Here are some of the reasons I go to church, and here’s a magazine piece I wrote about it a while ago:
Community: I live in a wealthy suburb, dominated by big mansions filled with Type-A achievers. Not us. It’s easy to forget that there are many other people out there, each with spiritual needs and lives. Sometimes only in this sacred space where we hear the prayer list — Hilde has cancer, Becky is recovering, Bill needs a job — do we peel back, ideally in a safe and accepting way, the polished, gleaming shells we wear much of the time. Here, it’s OK to show the cracks. We’re all cracked. We all need healing.
Diversity: There are few places, if a spiritual community is thriving, you share physical space, let alone conversation, with people ages six to 80. Let alone white, black, Asian, Hispanic, investment bankers to artists. Today my sweetie chatted up a 10-year-old redheaded boy whose voice rang out this morning from the children’s choir. We don’t know this kid or his parents. But he’s a member and members feel free to talk to one another. You don’t have to be married/parents/employed/whatever to find solace and welcome in the right spiritual community. Your soul is the member, not your exterior labels.

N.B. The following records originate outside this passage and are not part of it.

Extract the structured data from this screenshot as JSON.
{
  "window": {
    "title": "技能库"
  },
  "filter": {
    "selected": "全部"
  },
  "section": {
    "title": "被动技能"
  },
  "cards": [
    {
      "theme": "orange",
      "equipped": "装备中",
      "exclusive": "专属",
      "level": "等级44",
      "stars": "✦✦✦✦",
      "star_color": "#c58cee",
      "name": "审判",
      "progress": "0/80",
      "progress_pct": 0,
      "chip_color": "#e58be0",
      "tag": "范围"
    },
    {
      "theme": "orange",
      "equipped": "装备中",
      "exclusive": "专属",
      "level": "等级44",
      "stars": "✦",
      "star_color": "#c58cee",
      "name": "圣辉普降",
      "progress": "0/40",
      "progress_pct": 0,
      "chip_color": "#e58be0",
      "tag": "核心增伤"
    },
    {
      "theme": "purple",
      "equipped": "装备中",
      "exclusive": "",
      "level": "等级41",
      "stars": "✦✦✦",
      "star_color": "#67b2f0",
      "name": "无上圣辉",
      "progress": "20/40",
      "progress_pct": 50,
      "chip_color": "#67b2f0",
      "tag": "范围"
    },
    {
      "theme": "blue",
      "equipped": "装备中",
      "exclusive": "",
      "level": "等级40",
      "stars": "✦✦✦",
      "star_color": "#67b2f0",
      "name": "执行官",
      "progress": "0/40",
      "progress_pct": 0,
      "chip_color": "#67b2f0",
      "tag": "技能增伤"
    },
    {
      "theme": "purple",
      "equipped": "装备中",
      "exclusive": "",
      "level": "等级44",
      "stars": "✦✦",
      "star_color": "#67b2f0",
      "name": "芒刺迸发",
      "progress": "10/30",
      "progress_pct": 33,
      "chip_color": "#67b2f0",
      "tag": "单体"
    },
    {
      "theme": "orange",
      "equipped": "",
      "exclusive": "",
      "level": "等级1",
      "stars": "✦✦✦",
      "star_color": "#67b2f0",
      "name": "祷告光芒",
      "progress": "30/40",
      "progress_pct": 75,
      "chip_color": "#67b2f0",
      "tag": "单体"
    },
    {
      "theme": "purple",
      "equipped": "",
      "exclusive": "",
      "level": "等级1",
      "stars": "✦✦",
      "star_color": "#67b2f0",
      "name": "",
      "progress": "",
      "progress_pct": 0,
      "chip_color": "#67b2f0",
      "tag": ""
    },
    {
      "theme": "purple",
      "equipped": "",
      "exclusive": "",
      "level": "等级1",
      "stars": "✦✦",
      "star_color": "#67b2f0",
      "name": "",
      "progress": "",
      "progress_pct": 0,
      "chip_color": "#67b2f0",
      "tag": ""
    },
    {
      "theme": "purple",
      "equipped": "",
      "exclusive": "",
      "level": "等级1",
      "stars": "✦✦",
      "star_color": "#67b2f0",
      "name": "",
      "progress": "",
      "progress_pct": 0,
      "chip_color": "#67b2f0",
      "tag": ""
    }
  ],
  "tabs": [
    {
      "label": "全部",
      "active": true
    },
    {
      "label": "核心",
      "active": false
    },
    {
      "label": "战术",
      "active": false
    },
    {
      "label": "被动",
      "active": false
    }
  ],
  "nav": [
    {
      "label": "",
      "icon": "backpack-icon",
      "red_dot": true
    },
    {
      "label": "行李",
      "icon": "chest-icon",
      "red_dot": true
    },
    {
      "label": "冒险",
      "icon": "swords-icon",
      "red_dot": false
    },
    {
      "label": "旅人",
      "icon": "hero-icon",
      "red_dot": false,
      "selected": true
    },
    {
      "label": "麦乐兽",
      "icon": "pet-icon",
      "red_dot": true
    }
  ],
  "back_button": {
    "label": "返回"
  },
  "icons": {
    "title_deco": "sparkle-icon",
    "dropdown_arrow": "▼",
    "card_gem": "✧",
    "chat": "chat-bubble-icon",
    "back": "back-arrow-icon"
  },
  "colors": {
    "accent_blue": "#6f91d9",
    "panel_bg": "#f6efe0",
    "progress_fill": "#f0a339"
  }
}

Tradition: I admit it. I’m a sucker for liturgy, the Nicene Creed, the Doxology, the Peace. I get weepy belting out my favorite hymns, knowing that generations of others have belted them out, in my church, before me. I like being part of a long line of Christians going back to 1854 in this space. I just love “All Things Bright and Beautiful.”
Lessons: Not just the sermon. Sitting still for an hour. Caring for your soul in the same thoughtful and deliberate way we pay obsessive, tedious, relentless attention to the size of our hips, bank accounts or achievements.
Humility: Every one of us is eventually humbled, whether by divorce, betrayal, job loss, illness. Knowing others have survived this, are surviving this all around you, reminds us we’re human. We still retain tremendous value, to ourselves and to others, no matter what condition we find ourselves in.
Do you attend services? Does it matter to you? Do you share this with others, or is it a well-kept secret? Why?